First Rosetta findings throw origins of our oceans into question

11 Dec 2014

Image of Comet 67P via ESA

Some of the first findings from the Rosetta mission have raised questions about the origins of our oceans, after water vapour on comet 67P has been found to be radically different than water in Earth’s oceans.

While the very origin of life on Earth is constantly under debate, one theory surrounding the potential origins of our oceans came from the idea that comets that collided with Earth may have at some point provided the catalyst that created the oceans.

Current scientific understanding suggests that when the Earth was formed about 4.6bn years ago, the planet would have been too hot for any water to form. This leaves the comet theory, which has been considered to be quite credible.

However, samples taken from comet 67P on 6 August following the Rosetta spacecraft’s ROSINA instrument’s first rendezvous with the enormous chunk of space debris found it contained more than three times the amount of deuterium – a form of hydrogen with an additional neutron – to normal hydrogen than would be found in Earth’s water.

This recent discovery could suggest that much of the comets we have been able to analyse so far can differ in deuterium quantities, depending on where they originated from.

Click the graphic for a larger infographic.
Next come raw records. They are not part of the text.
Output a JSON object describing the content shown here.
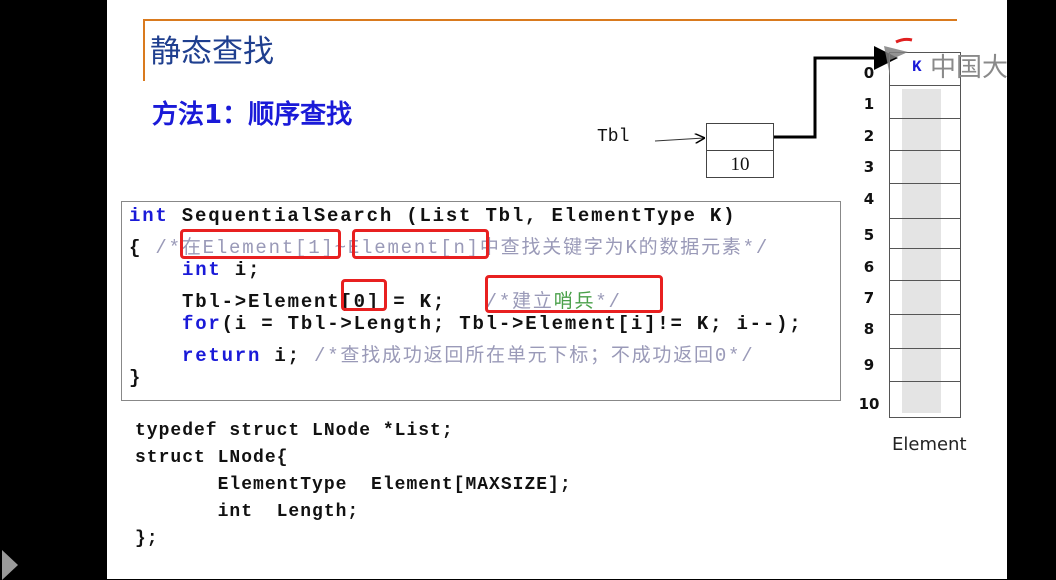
{
  "slide": {
    "title": "静态查找",
    "subtitle": "方法1：顺序查找",
    "code": {
      "l1_kw": "int",
      "l1_rest": " SequentialSearch (List Tbl, ElementType K)",
      "l2_brace": "{ ",
      "l2_c1": "/*",
      "l2_c2": "在Element[1]",
      "l2_c3": "~",
      "l2_c4": "Element[n]",
      "l2_c5": "中查找关键字为K的数据元素*/",
      "l3_kw": "int",
      "l3_rest": " i;",
      "l4_a": "Tbl->Element",
      "l4_b": "[0]",
      "l4_c": " = K;   ",
      "l4_cm1": "/*建立",
      "l4_cm2": "哨兵",
      "l4_cm3": "*/",
      "l5_kw": "for",
      "l5_rest": "(i = Tbl->Length; Tbl->Element[i]!= K; i--);",
      "l6_kw": "return",
      "l6_rest": " i; ",
      "l6_cm": "/*查找成功返回所在单元下标；不成功返回0*/",
      "l7": "}"
    },
    "struct_code": [
      "typedef struct LNode *List;",
      "struct LNode{",
      "       ElementType  Element[MAXSIZE];",
      "       int  Length;",
      "};"
    ],
    "diagram": {
      "tbl_label": "Tbl",
      "tbl_length_value": "10",
      "array_label": "Element",
      "indices": [
        "0",
        "1",
        "2",
        "3",
        "4",
        "5",
        "6",
        "7",
        "8",
        "9",
        "10"
      ],
      "cell0_value": "K"
    },
    "logo_text": "中国大",
    "colors": {
      "title": "#1f3f8f",
      "keyword": "#1a1ad8",
      "highlight_box": "#e82020",
      "accent_line": "#d97a1e"
    }
  },
  "player": {
    "play_icon": "play-icon"
  }
}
Image via ESA

Still hope for ocean asteroid theory

According to the European Space Agency (ESA) which undertook the mission, of the 11 comets for which measurements have been made, only the Jupiter-family comet 103P/Hartley 2 was found to match the composition of Earth’s water, in observations made by the ESA’s Herschel mission in 2011.

Meanwhile, asteroids from the asteroid belt that exists between Mars and Jupiter have been shown to harbour water that equates with that found on Earth, which keeps the theory of our oceans being supplied by asteroids as a possibility.

Kathrin Altwegg, principal investigator for the investigation, said, “This surprising finding could indicate a diverse origin for the Jupiter-family comets – perhaps they formed over a wider range of distances in the young solar system than we previously thought.”

Matt Taylor, ESA’s Rosetta project scientist, added, “We knew that Rosetta’s in-situ analysis of this comet was always going to throw up surprises for the bigger picture of solar system science, and this outstanding observation certainly adds fuel to the debate about the origin of Earth’s water.”

Colm Gorey was a senior journalist with Silicon Republic